The flight to Mars should take about six months, but depending on how the planets are lined up, it could take seven or eight. When you consider how much planning will be involved, that’s a pretty cloudy estimate. It sounds a little like the response you get from a teenager who’s fleeing the house:
“Where are you going?”
“When will you be back?”
“In a few hours. Or maybe the end of October. Or whatever.”
Clearly, we’re not used to such extended trips. Six-month excursions are rare in history. I think that’s because the unknown regions of the globe were widely imagined to be inhabited by sea monsters, giants, and people selling home security systems. Also, the longer we’re gone, the more newspapers we find piled up around the front door, and the more likely we’ll discover something in the refrigerator that shouldn’t have been left there.
Lewis and Clark’s expedition into the northwestern corner of the United States lasted more than two years, but they walked much of the way and for the most part had no idea where they were going. On the other hand, their destination — the Pacific Ocean — was sitting relatively still, while Mars orbits the sun at an average speed of fifty-four thousand miles an hour. The Earth moves even faster than that. Someone will have to do the calculations, but it won’t be me, because I’ll forget to carry the one and end up in the asteroid belt. And believe me, that is not where you want to be, especially if you’re alone and planning to arrive in the middle of the night.
Friends have asked how I’ll deal with boredom during the journey to Mars. That isn’t what I’m worried about. I have plenty of reading to catch up on; I could take a bus to Neptune and still wouldn’t get to all of the books I’ve bought. Plus, I really like looking out the window. What troubles me is the possibility of getting a bad toothache two weeks into a six-month flight. Then what? I hadn’t considered it before, but I guess we’ll have to include a dentist in the crew. Which leads to the next logical question: What if the dentist dies shortly after launch, and then I get a toothache? Do we add a second dentist? The ship is beginning to get crowded, and one of the goals of this trip was having a chance to be alone, at least some of the time. Traveling to Mars with two dentists might prove difficult, especially if they insist on teaching me proper brushing techniques. I’ll need a therapist to help with moments of irritability and depression. Again, following this line of reasoning to its obvious conclusion: What if the therapist dies, and then I start to feel irritable and depressed?
Once on the surface of Mars, there will be additional discomforts to overcome. For example, the average temperature there is minus eighty-one degrees. When I first learned this, I checked to see whether that was in Celsius or Fahrenheit, because I wanted to know exactly how many seconds it would take for my blood to freeze and my eyes to fall out. In December 1804, while in North Dakota, Lewis and Clark recorded weather conditions in their journal:
“The murkery this morning stood at 40° below 0 which is 72° below freesing point.”

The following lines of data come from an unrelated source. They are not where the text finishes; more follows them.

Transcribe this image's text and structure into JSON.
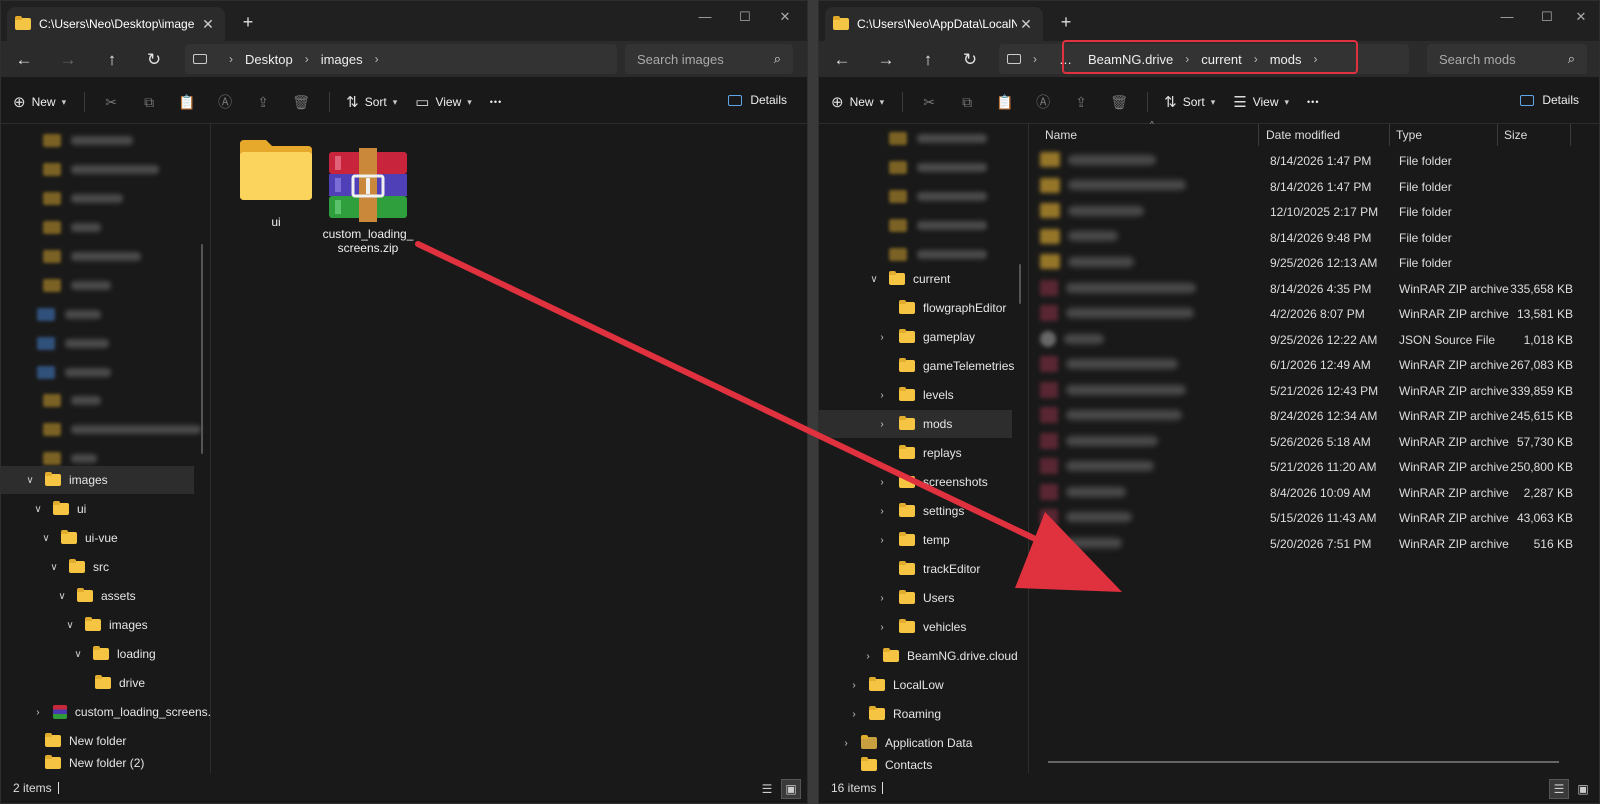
{
  "left": {
    "tab_title": "C:\\Users\\Neo\\Desktop\\image",
    "breadcrumb": [
      "Desktop",
      "images"
    ],
    "search_placeholder": "Search images",
    "toolbar": {
      "new": "New",
      "sort": "Sort",
      "view": "View",
      "more": "•••",
      "details": "Details"
    },
    "tree": [
      {
        "label": "images",
        "arrow": "∨"
      },
      {
        "label": "ui",
        "arrow": "∨"
      },
      {
        "label": "ui-vue",
        "arrow": "∨"
      },
      {
        "label": "src",
        "arrow": "∨"
      },
      {
        "label": "assets",
        "arrow": "∨"
      },
      {
        "label": "images",
        "arrow": "∨"
      },
      {
        "label": "loading",
        "arrow": "∨"
      },
      {
        "label": "drive",
        "arrow": ""
      },
      {
        "label": "custom_loading_screens.",
        "arrow": "›"
      },
      {
        "label": "New folder",
        "arrow": ""
      },
      {
        "label": "New folder (2)",
        "arrow": ""
      }
    ],
    "items": [
      {
        "name": "ui",
        "type": "folder"
      },
      {
        "name": "custom_loading_\nscreens.zip",
        "type": "zip"
      }
    ],
    "status": "2 items"
  },
  "right": {
    "tab_title": "C:\\Users\\Neo\\AppData\\LocalN",
    "breadcrumb_ellipsis": "…",
    "breadcrumb": [
      "BeamNG.drive",
      "current",
      "mods"
    ],
    "search_placeholder": "Search mods",
    "toolbar": {
      "new": "New",
      "sort": "Sort",
      "view": "View",
      "more": "•••",
      "details": "Details"
    },
    "tree": [
      {
        "label": "current",
        "arrow": "∨"
      },
      {
        "label": "flowgraphEditor",
        "arrow": ""
      },
      {
        "label": "gameplay",
        "arrow": "›"
      },
      {
        "label": "gameTelemetries",
        "arrow": ""
      },
      {
        "label": "levels",
        "arrow": "›"
      },
      {
        "label": "mods",
        "arrow": "›"
      },
      {
        "label": "replays",
        "arrow": ""
      },
      {
        "label": "screenshots",
        "arrow": "›"
      },
      {
        "label": "settings",
        "arrow": "›"
      },
      {
        "label": "temp",
        "arrow": "›"
      },
      {
        "label": "trackEditor",
        "arrow": ""
      },
      {
        "label": "Users",
        "arrow": "›"
      },
      {
        "label": "vehicles",
        "arrow": "›"
      },
      {
        "label": "BeamNG.drive.cloud",
        "arrow": "›"
      },
      {
        "label": "LocalLow",
        "arrow": "›"
      },
      {
        "label": "Roaming",
        "arrow": "›"
      },
      {
        "label": "Application Data",
        "arrow": "›"
      },
      {
        "label": "Contacts",
        "arrow": ""
      }
    ],
    "columns": {
      "name": "Name",
      "date": "Date modified",
      "type": "Type",
      "size": "Size"
    },
    "files": [
      {
        "kind": "folder",
        "date": "8/14/2026 1:47 PM",
        "type": "File folder",
        "size": ""
      },
      {
        "kind": "folder",
        "date": "8/14/2026 1:47 PM",
        "type": "File folder",
        "size": ""
      },
      {
        "kind": "folder",
        "date": "12/10/2025 2:17 PM",
        "type": "File folder",
        "size": ""
      },
      {
        "kind": "folder",
        "date": "8/14/2026 9:48 PM",
        "type": "File folder",
        "size": ""
      },
      {
        "kind": "folder",
        "date": "9/25/2026 12:13 AM",
        "type": "File folder",
        "size": ""
      },
      {
        "kind": "zip",
        "date": "8/14/2026 4:35 PM",
        "type": "WinRAR ZIP archive",
        "size": "335,658 KB"
      },
      {
        "kind": "zip",
        "date": "4/2/2026 8:07 PM",
        "type": "WinRAR ZIP archive",
        "size": "13,581 KB"
      },
      {
        "kind": "json",
        "date": "9/25/2026 12:22 AM",
        "type": "JSON Source File",
        "size": "1,018 KB"
      },
      {
        "kind": "zip",
        "date": "6/1/2026 12:49 AM",
        "type": "WinRAR ZIP archive",
        "size": "267,083 KB"
      },
      {
        "kind": "zip",
        "date": "5/21/2026 12:43 PM",
        "type": "WinRAR ZIP archive",
        "size": "339,859 KB"
      },
      {
        "kind": "zip",
        "date": "8/24/2026 12:34 AM",
        "type": "WinRAR ZIP archive",
        "size": "245,615 KB"
      },
      {
        "kind": "zip",
        "date": "5/26/2026 5:18 AM",
        "type": "WinRAR ZIP archive",
        "size": "57,730 KB"
      },
      {
        "kind": "zip",
        "date": "5/21/2026 11:20 AM",
        "type": "WinRAR ZIP archive",
        "size": "250,800 KB"
      },
      {
        "kind": "zip",
        "date": "8/4/2026 10:09 AM",
        "type": "WinRAR ZIP archive",
        "size": "2,287 KB"
      },
      {
        "kind": "zip",
        "date": "5/15/2026 11:43 AM",
        "type": "WinRAR ZIP archive",
        "size": "43,063 KB"
      },
      {
        "kind": "zip",
        "date": "5/20/2026 7:51 PM",
        "type": "WinRAR ZIP archive",
        "size": "516 KB"
      }
    ],
    "status": "16 items"
  },
  "colors": {
    "arrow": "#e0313f",
    "folder": "#f5c442",
    "accent": "#5ea6e8"
  }
}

I realize these guys were brave explorers who didn’t have the advantages of space-age materials to protect them from the elements. Secretly, though, I think they were wimps. For sure, they couldn’t spell to save their lives.
A few scientists worry about finding enough drinking water on Mars. There’s ice at the poles, but everywhere else things look pretty dry. I’m not concerned. I plan to take a tent and some camping equipment with me, which should guarantee plenty of rain. It will also attract any insects that may be within flying or crawling range, so I can pretend I’m at the beach or relaxing in my room at a fancy Caribbean hotel.
Will I encounter other wildlife? It’s very likely. This is just a theory, but I suspect those craters on Mars were formed not by the impact of falling comets, but rather by burrowing creatures similar to prairie dogs or rabbits. I admit the theory isn’t flawless. One problem is that the largest crater is five thousand miles across. That’s a big rabbit. What are these animals eating? Then I recalled the strange fruits I’ve noticed at the supermarket — some of them almost have to be from another planet. But if these plants come from Mars, where are they growing? The landscape appears to be barren. The only rational explanation is that there must be underground trees. Is that possible?
Such questions will surely lead to a few answers, and even more intriguing questions. Who knows what mysteries await? Humans will eventually colonize our neighbor in space. We’ll figure out how to create a breathable atmosphere, tap into the water supply, and grow our own food. We may even decide that the Red Planet really is red, after all.
Meanwhile, there’s a lot to do, many details to be worked out. I eagerly anticipate my mission, much as Lewis and Clark anticipated theirs. Mostly, I look forward to the response I yell back to my teenage son as I’m fleeing the house:
“Where are you going, Dad?”
“When will you be back?”
“In twelve months. Or maybe three years. Or whatever.”